* Work instruction *
How many lines in the records below contain the word "JSON"? State only that number.

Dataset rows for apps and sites
++++
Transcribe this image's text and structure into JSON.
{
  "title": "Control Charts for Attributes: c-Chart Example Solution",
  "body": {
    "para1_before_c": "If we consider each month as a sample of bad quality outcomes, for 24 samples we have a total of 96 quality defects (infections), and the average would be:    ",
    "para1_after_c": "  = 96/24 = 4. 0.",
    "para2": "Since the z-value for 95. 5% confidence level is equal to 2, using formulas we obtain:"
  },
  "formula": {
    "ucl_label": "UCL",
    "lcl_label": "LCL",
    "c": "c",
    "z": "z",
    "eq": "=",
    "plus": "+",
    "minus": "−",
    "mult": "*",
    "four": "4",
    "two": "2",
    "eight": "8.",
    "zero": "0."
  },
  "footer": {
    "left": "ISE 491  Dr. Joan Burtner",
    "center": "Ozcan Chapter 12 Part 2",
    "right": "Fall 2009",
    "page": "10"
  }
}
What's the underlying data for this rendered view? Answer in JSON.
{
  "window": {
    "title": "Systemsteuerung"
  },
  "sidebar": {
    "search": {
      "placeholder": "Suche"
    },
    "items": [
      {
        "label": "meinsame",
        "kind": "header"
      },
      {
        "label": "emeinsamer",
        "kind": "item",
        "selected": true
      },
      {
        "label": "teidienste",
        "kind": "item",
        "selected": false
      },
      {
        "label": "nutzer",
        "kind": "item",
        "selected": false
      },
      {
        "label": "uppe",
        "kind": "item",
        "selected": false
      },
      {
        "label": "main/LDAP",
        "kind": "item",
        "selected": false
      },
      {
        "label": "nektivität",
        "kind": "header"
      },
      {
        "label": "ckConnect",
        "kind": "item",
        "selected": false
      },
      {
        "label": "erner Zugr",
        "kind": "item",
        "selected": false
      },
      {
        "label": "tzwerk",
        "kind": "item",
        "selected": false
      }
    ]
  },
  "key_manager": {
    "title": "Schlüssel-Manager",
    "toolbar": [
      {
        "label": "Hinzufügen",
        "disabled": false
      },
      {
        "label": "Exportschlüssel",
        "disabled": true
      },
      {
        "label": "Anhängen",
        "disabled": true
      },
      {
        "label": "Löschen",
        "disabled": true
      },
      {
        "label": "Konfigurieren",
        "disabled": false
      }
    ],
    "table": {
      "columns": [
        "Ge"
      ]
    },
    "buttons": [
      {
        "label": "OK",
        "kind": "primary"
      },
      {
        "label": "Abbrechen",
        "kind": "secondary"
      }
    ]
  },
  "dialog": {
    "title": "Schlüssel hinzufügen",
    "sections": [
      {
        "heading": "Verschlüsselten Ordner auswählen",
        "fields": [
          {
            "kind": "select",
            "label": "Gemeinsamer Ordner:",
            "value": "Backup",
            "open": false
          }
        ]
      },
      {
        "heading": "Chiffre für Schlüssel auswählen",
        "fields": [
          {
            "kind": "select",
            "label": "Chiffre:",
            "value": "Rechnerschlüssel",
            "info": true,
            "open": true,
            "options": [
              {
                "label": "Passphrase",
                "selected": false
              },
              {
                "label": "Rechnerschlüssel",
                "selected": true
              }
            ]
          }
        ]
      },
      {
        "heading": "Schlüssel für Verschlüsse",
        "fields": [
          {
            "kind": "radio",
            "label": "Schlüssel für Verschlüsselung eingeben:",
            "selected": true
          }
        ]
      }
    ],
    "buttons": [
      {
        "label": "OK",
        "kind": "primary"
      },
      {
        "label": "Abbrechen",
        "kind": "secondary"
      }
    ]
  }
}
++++
* Answer for the task *
2